This handsomely packaged 4-disc box set brings together the vast majority of B.B. King's 50s and 60s recordings for the various labels in the Modern family.
King's many excellent 50s singles are often overlooked by compilers, which means that those who "only" own, say "The Anthology" or MCA/Chess's "Greatest Hits" will find that 95% of this material is new to them.
The large 76-page booklet is thoroughly researched and well-written, and each individual CD focuses on a theme of sort: Disc one concentrates on hits like "Sweet Little Angel", "Sweet Sixteen", "How Blue Can You Get" "3 O'Clock Blues", "Did You Ever Love A Woman" etc, and it is the best and most varied, with numerous highlights and only a couple of clunkers (two boring, saccharine ballads).
The disc titled "Memphis Blues 'n' Boogie" is probably the least exciting...the material is consistent but unvaried with very few real highlights.
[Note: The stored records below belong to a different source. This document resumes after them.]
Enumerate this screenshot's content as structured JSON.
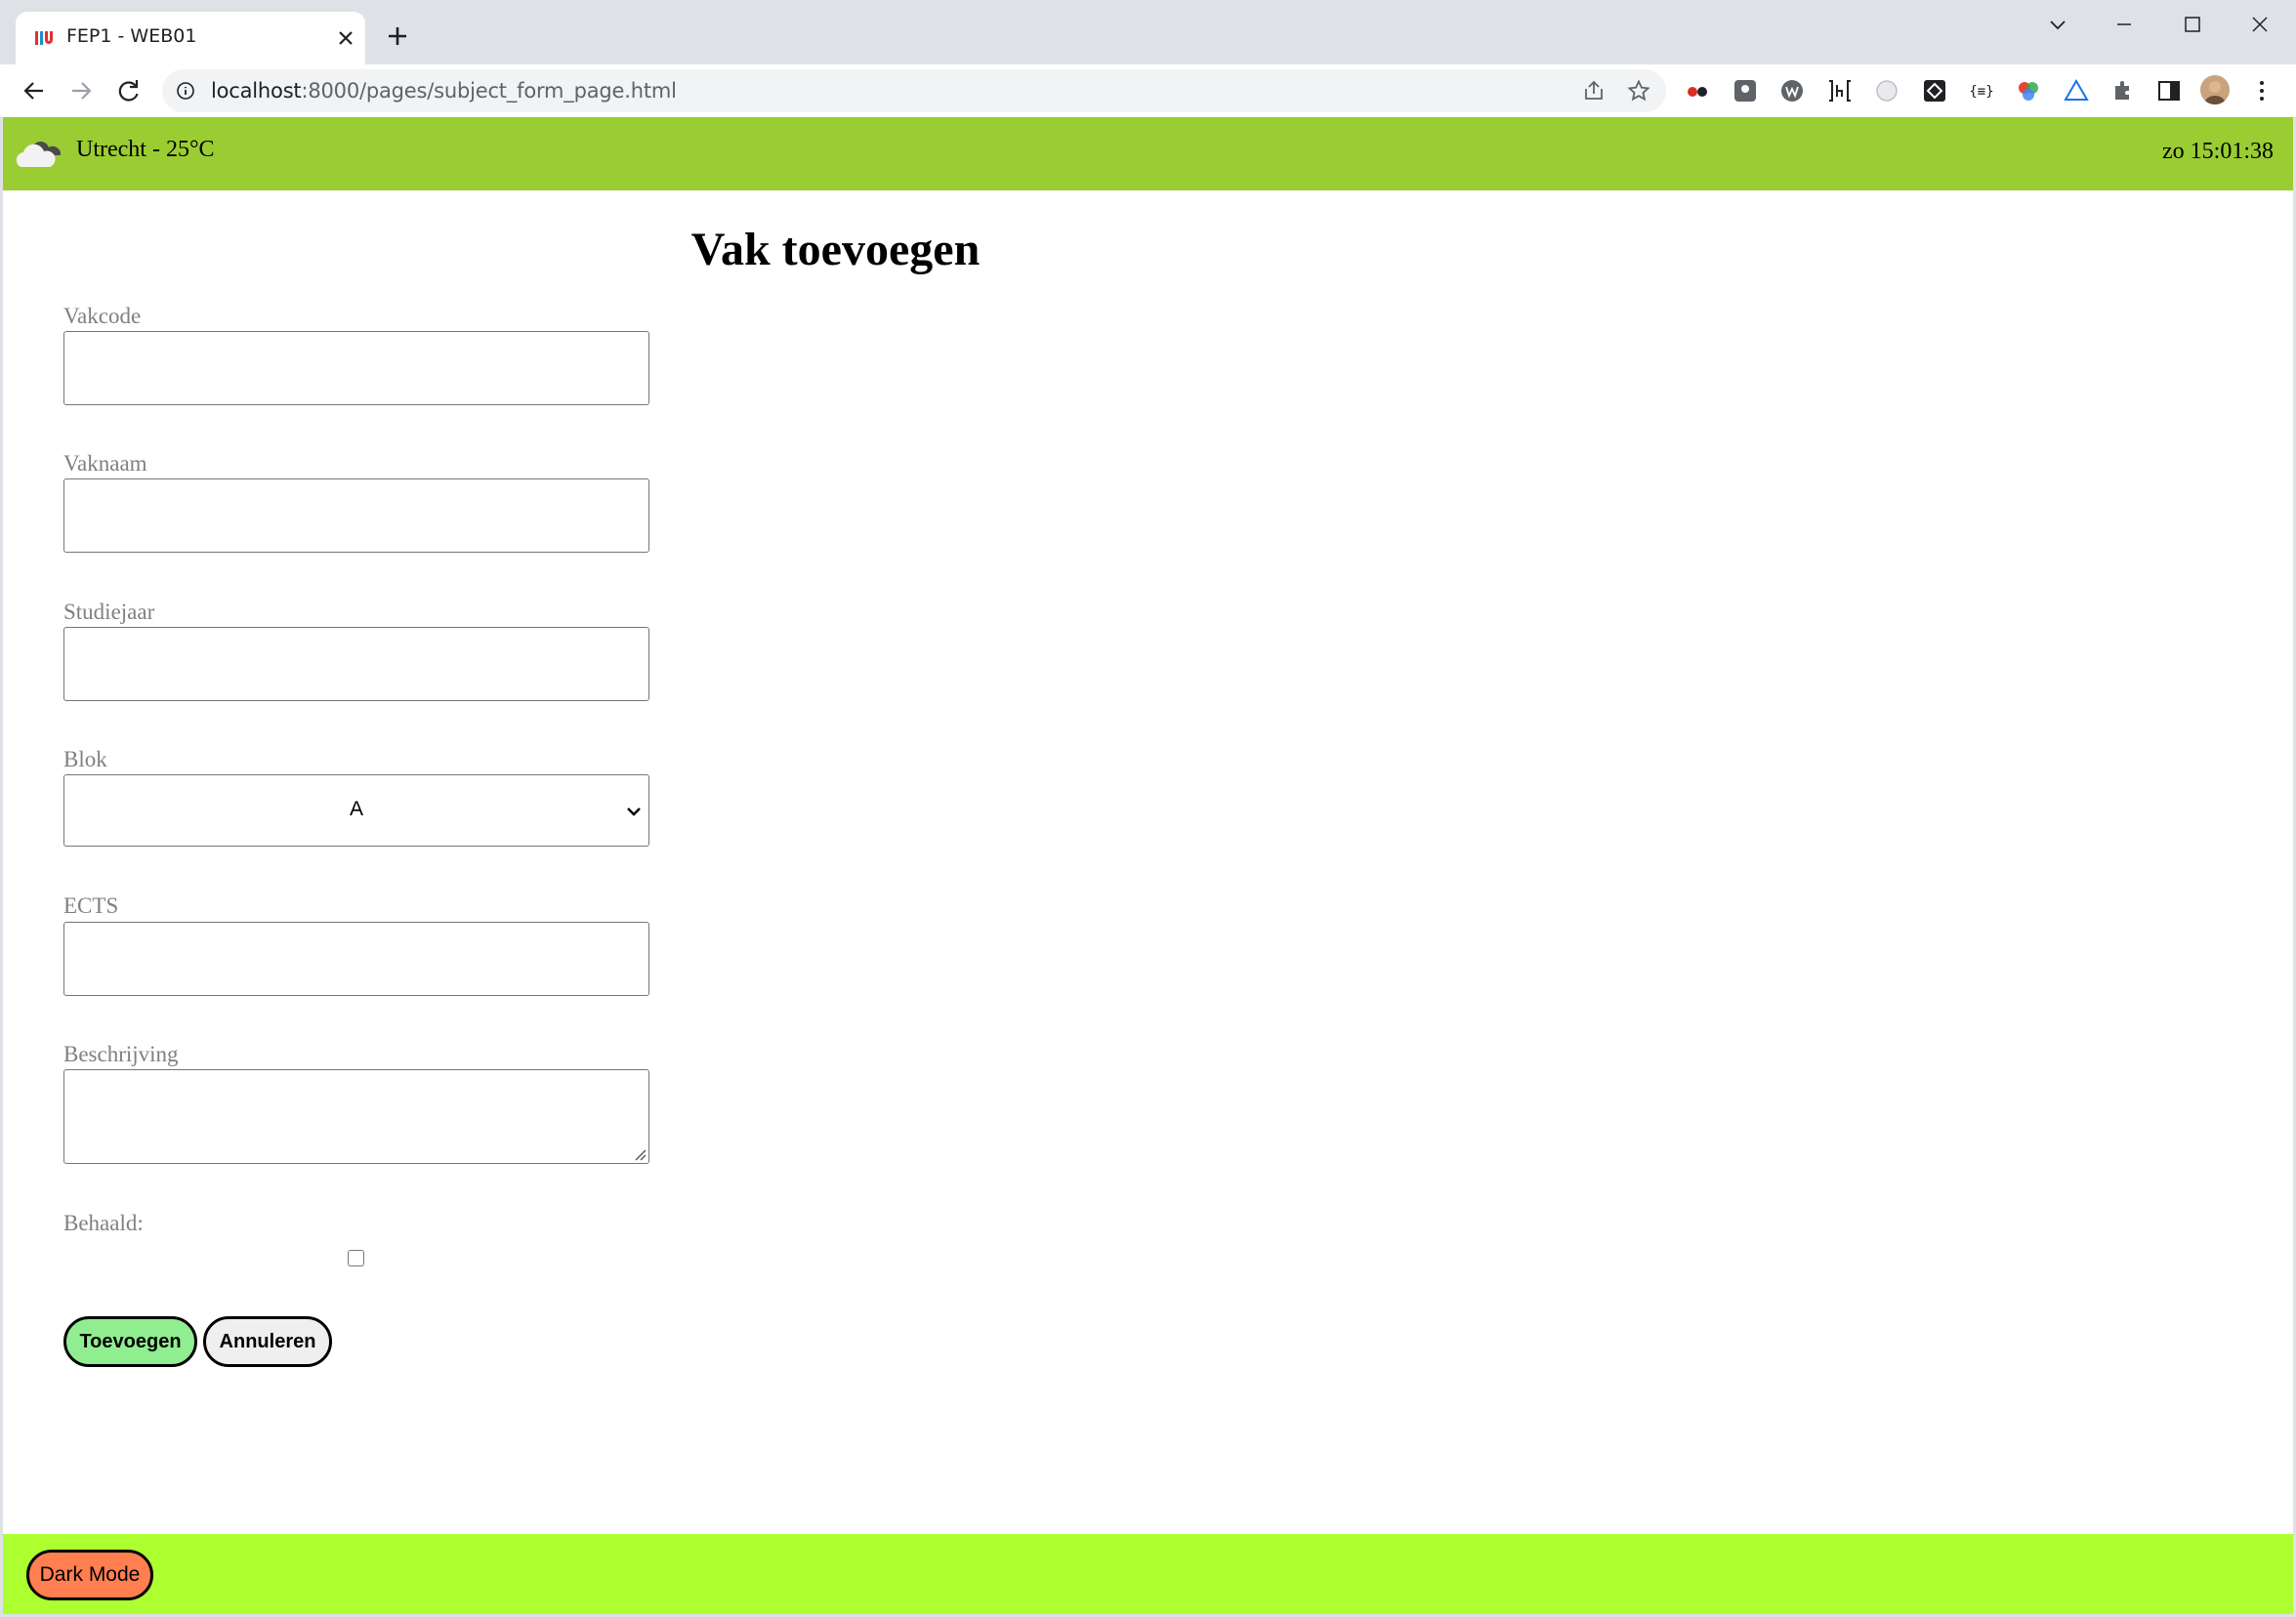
{
  "browser": {
    "tab_title": "FEP1 - WEB01",
    "url_host": "localhost",
    "url_rest": ":8000/pages/subject_form_page.html"
  },
  "header": {
    "weather": "Utrecht - 25°C",
    "clock": "zo 15:01:38"
  },
  "page": {
    "title": "Vak toevoegen"
  },
  "form": {
    "vakcode_label": "Vakcode",
    "vakcode_value": "",
    "vaknaam_label": "Vaknaam",
    "vaknaam_value": "",
    "studiejaar_label": "Studiejaar",
    "studiejaar_value": "",
    "blok_label": "Blok",
    "blok_selected": "A",
    "ects_label": "ECTS",
    "ects_value": "",
    "beschrijving_label": "Beschrijving",
    "beschrijving_value": "",
    "behaald_label": "Behaald:",
    "behaald_checked": false,
    "submit_label": "Toevoegen",
    "cancel_label": "Annuleren"
  },
  "footer": {
    "dark_mode_label": "Dark Mode"
  },
  "colors": {
    "header_bg": "#9acd32",
    "footer_bg": "#adff2f",
    "submit_bg": "#90ee90",
    "dark_mode_bg": "#ff7f50"
  }
}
The third disc is devoted to King's more or less succesful forays into soul, gospel, doo wop, and rock & roll, and the final one, "King Of The Blues", focuses on King's urbane 60s recordings.
Serious B.B. King fans will want to add this set to their collection right away, but more casual fans will probably find that five hours of B.B. King is just too much. You can get the best of these 106 recordings on "Do The Boogie: B.B. King's Early 50s Classics" and the twofer CD reissue of his first to LPs, "Singing' The Blues/The Blues", and most people will be happy with that, especially since much of King's output in the 50s and 60s (and 70s, 80s, and 90s output for that matter) was more consistent than varied.